But this year is especially hard because of Ben. And it's not because of the other babies there-- there are tons and they're precious-- but because this is one of the things I knew I'd be doing with him. You know, most of the days between birth and now were just normal. We might have been taking him here or there. We might have done this or that with him. But this? We knew that Don would be holding a little baby during services at Salem this year. And where my arms have been conspicuously empty for ten weeks, I have a feeling that my husband's are this week, more than ever before. And it makes my heart ache for him.

This thing, this tradition, means so much to him. He was so excited to be bringing yet another of his sons into it all. That there would be people meeting the baby this year who would, in a few years, tell him "I remember when you were first born...." That's such a valuable thing-- being known from birth.

For me, I felt that Ben's presence would give me something to do at Salem. It would give me a place. I miss him so much this week. So much, I can't hardly stand to be there. And everyone is being so, so kind to me. It's like they know.

Ben, it's the tenth Tuesday since you came and went, like a whisper of smoke, and I want you to know that your absence is felt this week in a unique and deep way. We wanted to bring you into our lives and raise you up in community. We had a place all ready for you. We were going to take a thousand pictures of you this week. Everyone wanted to hold you. I fretted over how to dress you and keep you cool and had things set aside, just for Salem, from way back in March. I was going to finally stay for the family picture, and we were going to get Joshua and have pictures of the two of you together. Oh Ben, you are longed for. And even though the tears might not be hourly, or even daily, they're always here. I grieve for you all the time. I hold you in my heart, tight. Little boy, how we wanted you. Oh Ben, how I love you. I love you. I love you.

And again, for the thousandth time, my heart sobs Why? Oh why? Why did my Father let my heart get broken like this? Why did He bring me all the way to delivery, just to take him away? Why? Oh why don't I have a son today? Who did this to me? Who allowed it? Who perpetrated it? Who can I blame? What can I hit?

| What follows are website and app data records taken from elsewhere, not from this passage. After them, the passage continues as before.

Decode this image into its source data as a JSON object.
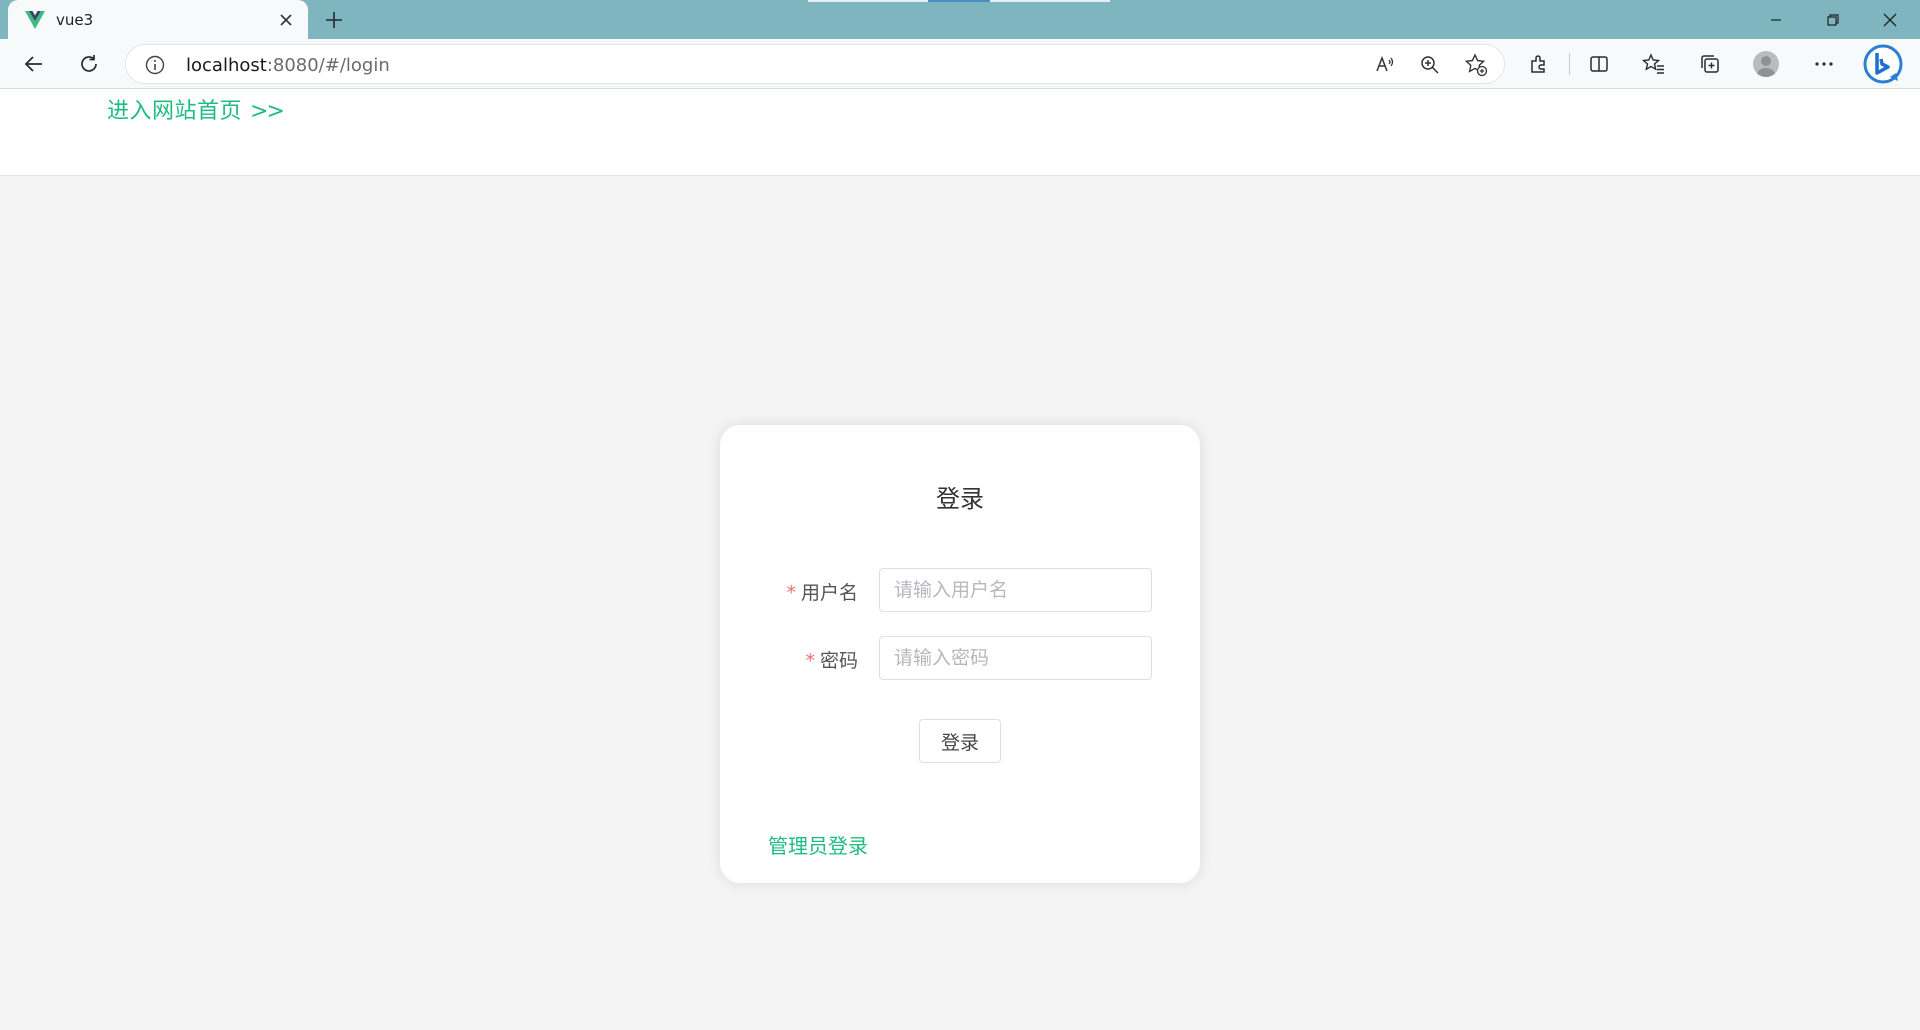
{
  "browser": {
    "tab": {
      "title": "vue3",
      "favicon": "vue-logo-icon"
    },
    "url": {
      "host": "localhost",
      "path": ":8080/#/login"
    },
    "icons": [
      "back-icon",
      "refresh-icon",
      "info-icon",
      "read-aloud-icon",
      "zoom-icon",
      "favorite-add-icon",
      "extensions-icon",
      "split-screen-icon",
      "favorites-icon",
      "collections-icon",
      "profile-avatar",
      "more-icon",
      "bing-icon"
    ],
    "colors": {
      "tabbar": "#7fb5bf",
      "toolbar": "#f7fafa"
    }
  },
  "header": {
    "home_link": "进入网站首页",
    "home_arrows": ">>"
  },
  "login": {
    "title": "登录",
    "username": {
      "label": "用户名",
      "placeholder": "请输入用户名",
      "required_mark": "*"
    },
    "password": {
      "label": "密码",
      "placeholder": "请输入密码",
      "required_mark": "*"
    },
    "submit_label": "登录",
    "admin_link": "管理员登录"
  },
  "colors": {
    "accent": "#1ebd7f",
    "required": "#f56c6c",
    "page_bg": "#f4f4f4"
  }
}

Last night, I dreamed that I was a wet nurse for a woman who was too sick to nurse her child. In my dream, my son had died and my milk had dried up, but I was able to get it to come back in. But even as I said yes to the person who was asking me to help this mother and baby, I thought, but what will I do when that baby is through nursing? When the mother can take him back? Will I have to go through the process of drying out my milk again? I avoided the pain of engorgement this last time-- would I avoid it again? I asked that question out loud and didn't hear an answer. But I chose to do it anyway.

I don't understand much from this season, but I want the mark on my life to always be yes. I want this season to be one where I can honestly say that I chose to believe God in the face of torment. In the face of total devastation. In the face of silence.

12 The righteous will flourish like a palm tree,
they will grow like a cedar of Lebanon;
13 planted in the house of the LORD,

they will flourish in the courts of our God.
14 They will still bear fruit in old age,

they will stay fresh and green,
15 proclaiming, "The LORD is upright;

he is my Rock, and there is no wickedness in him."
Psalm 92: 12-15

1 comment:

Mary said...

Samantha. . . I'm bawling.
I want to know, too. More than anything - - I want your arms to be full with the weight of a son that you longed for and loved.
10 weeks should carry healing and while I believe that they have, it certainly doesn't feel like it right now. . .Thank you for sharing your sweet transparency. It's beautiful, you are beautiful.
Love you so (and am ready for cake and q.t. with you)!!
Mare